The air was filled with excitement and hope as everyone gathered to celebrate the start of Peace Boat's 96th Oceania Voyage in the port of Yokohama on 8 January 2018 and the port of Kobe on 9 January 2018, respectively. This year marks the 35th anniversary of Peace Boat and the 96th Oceania Voyage is the first of the year to honour this milestone. As Peace Boat participants tossed colorful streamers from the decks of the ship, Peace Boat Executive Committee member and ICAN's International Steering Group member, Kawasaki Akira, shared a message of hope with the participants on deck and onlookers observing from the port: "This voyage is significant because we will be visiting countries such as Australia and New Zealand which are part of the Nuclear-Free Zone of the South Pacific. We hope that by sailing to different countries with the ICAN logo, the whole world will eventually become a nuclear-free zone."
While this voyage marks the first time that Peace Boat will sail extensively around the Oceania region, the themes to be explored on this voyage are ones of which Peace Boat has been a long-time supporter. In particular, Peace Boat is steadfast in its commitment to nuclear disarmament and is looking forward to continuing its work with ICAN (the International Campaign to Abolish Nuclear Weapons), a non-profit organization which was awarded the 2017 Nobel Peace Prize for its efforts to create a treaty on the prohibition of nuclear weapons. In collaboration with ICAN, Peace Boat is launching the 2018 Making Waves Speaking Tour and has invited Hibakusha (atomic bomb survivors) to share testimonies of their lived experiences and spread the message of the importance of nuclear abolition around various ports in Australia.
The focus on the abolition of nuclear weapons paves the way for other themes that Peace Boat will explore during its 96th Voyage. The quest to abolish nuclear weapons is closely connected to the goal of turning away from nuclear energy and finding alternative energy sources. Sites for nuclear testing and development are selected based on their remoteness. However, indigenous people and native lands are overlooked in the process and those who inhabit these lands, along with future generations, are the ones who pay the price. As such, the 96th Voyage will also raise awareness of issues faced by indigenous people in the Oceania region. Indigenous culture has been impacted by colonization and military conflict, topics that will also be covered during this voyage.
As much as the aforementioned topics are of importance to Peace Boat itself, they also resonate with Peace Boat's participants.
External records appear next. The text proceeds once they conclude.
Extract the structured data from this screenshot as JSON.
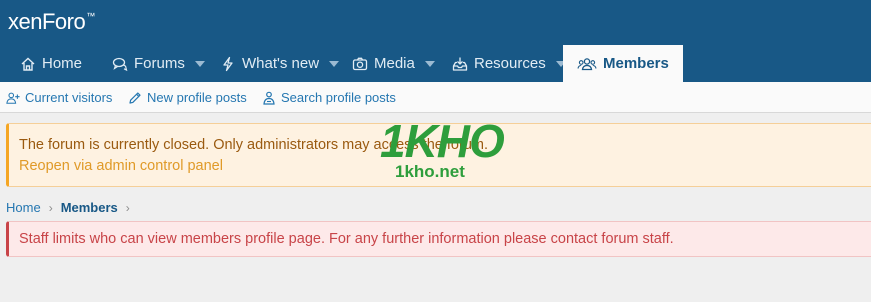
{
  "header": {
    "logo_text": "xenForo",
    "logo_mark": "™"
  },
  "nav": {
    "tabs": [
      {
        "label": "Home",
        "icon": "home-icon",
        "has_caret": false
      },
      {
        "label": "Forums",
        "icon": "comments-icon",
        "has_caret": true
      },
      {
        "label": "What's new",
        "icon": "bolt-icon",
        "has_caret": true
      },
      {
        "label": "Media",
        "icon": "camera-icon",
        "has_caret": true
      },
      {
        "label": "Resources",
        "icon": "inbox-download-icon",
        "has_caret": true
      },
      {
        "label": "Members",
        "icon": "users-icon",
        "has_caret": false,
        "active": true
      }
    ]
  },
  "subnav": {
    "items": [
      {
        "label": "Current visitors",
        "icon": "user-plus-icon"
      },
      {
        "label": "New profile posts",
        "icon": "pencil-icon"
      },
      {
        "label": "Search profile posts",
        "icon": "search-person-icon"
      }
    ]
  },
  "notice": {
    "message": "The forum is currently closed. Only administrators may access the forum.",
    "link": "Reopen via admin control panel"
  },
  "watermark": {
    "big": "1KHO",
    "small": "1kho.net"
  },
  "breadcrumb": {
    "home": "Home",
    "separator": "›",
    "current": "Members",
    "trailing": "›"
  },
  "alert": {
    "message": "Staff limits who can view members profile page. For any further information please contact forum staff."
  },
  "colors": {
    "header_bg": "#185886",
    "link": "#2577b1",
    "notice_bg": "#fef2e1",
    "alert_bg": "#fde9e9",
    "alert_text": "#c84448",
    "watermark": "#2e9e3c"
  }
}
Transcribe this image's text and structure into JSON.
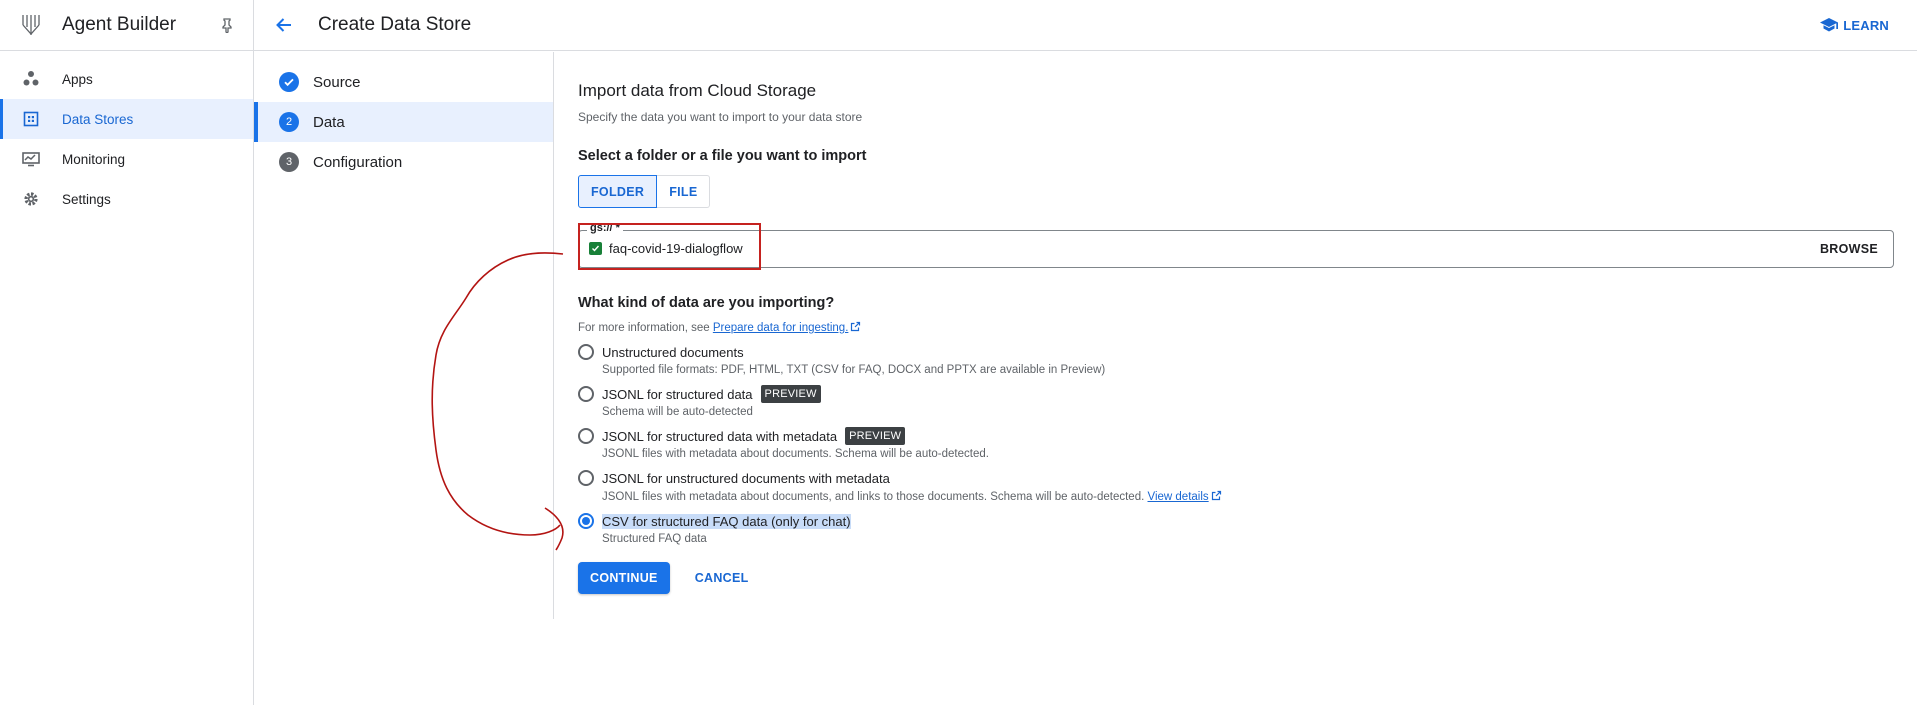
{
  "app": {
    "title": "Agent Builder"
  },
  "sidebar": {
    "items": [
      {
        "label": "Apps",
        "icon": "apps-icon"
      },
      {
        "label": "Data Stores",
        "icon": "data-stores-icon",
        "active": true
      },
      {
        "label": "Monitoring",
        "icon": "monitoring-icon"
      },
      {
        "label": "Settings",
        "icon": "gear-icon"
      }
    ]
  },
  "header": {
    "title": "Create Data Store",
    "learn_label": "LEARN"
  },
  "steps": [
    {
      "num": "",
      "label": "Source",
      "state": "done"
    },
    {
      "num": "2",
      "label": "Data",
      "state": "current"
    },
    {
      "num": "3",
      "label": "Configuration",
      "state": "pending"
    }
  ],
  "main": {
    "title": "Import data from Cloud Storage",
    "subtitle": "Specify the data you want to import to your data store",
    "select_heading": "Select a folder or a file you want to import",
    "toggle": {
      "folder": "FOLDER",
      "file": "FILE",
      "selected": "FOLDER"
    },
    "gs_field": {
      "label": "gs:// *",
      "value": "faq-covid-19-dialogflow",
      "browse": "BROWSE"
    },
    "kind_heading": "What kind of data are you importing?",
    "info_prefix": "For more information, see ",
    "info_link": "Prepare data for ingesting.",
    "options": [
      {
        "title": "Unstructured documents",
        "desc": "Supported file formats: PDF, HTML, TXT (CSV for FAQ, DOCX and PPTX are available in Preview)",
        "badge": ""
      },
      {
        "title": "JSONL for structured data",
        "desc": "Schema will be auto-detected",
        "badge": "PREVIEW"
      },
      {
        "title": "JSONL for structured data with metadata",
        "desc": "JSONL files with metadata about documents. Schema will be auto-detected.",
        "badge": "PREVIEW"
      },
      {
        "title": "JSONL for unstructured documents with metadata",
        "desc": "JSONL files with metadata about documents, and links to those documents. Schema will be auto-detected.",
        "badge": "",
        "link": "View details"
      },
      {
        "title": "CSV for structured FAQ data (only for chat)",
        "desc": "Structured FAQ data",
        "badge": "",
        "selected": true
      }
    ],
    "continue_label": "CONTINUE",
    "cancel_label": "CANCEL"
  },
  "colors": {
    "accent": "#1a73e8",
    "annotation": "#c5221f",
    "selection": "#c8dcf8"
  }
}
One participant, Koji Funamoto, shared his eagerness to visit Papua New Guinea, explaining "That is where my grandfather was stationed during World War II." Another participant, Kitamura Kyoko, stated, "I am excited to visit the Oceania region for the first time and explore the culture and people that make this place." With over 1,000 participants visiting 13 ports in eight countries, Peace Boat hopes that each individual will complete this voyage having learned or experienced something new.
As Peace Boat sets sail on its 96th Voyage and explores the long-lasting ramifications of the complex history and intricacies of the Oceania region - the effects of nuclear testing on indigenous people and the impact of colonization and the Pacific War - may we take the time to reflect on the past to avoid similar mistakes in the present and create a just and sustainable world for future generations to come.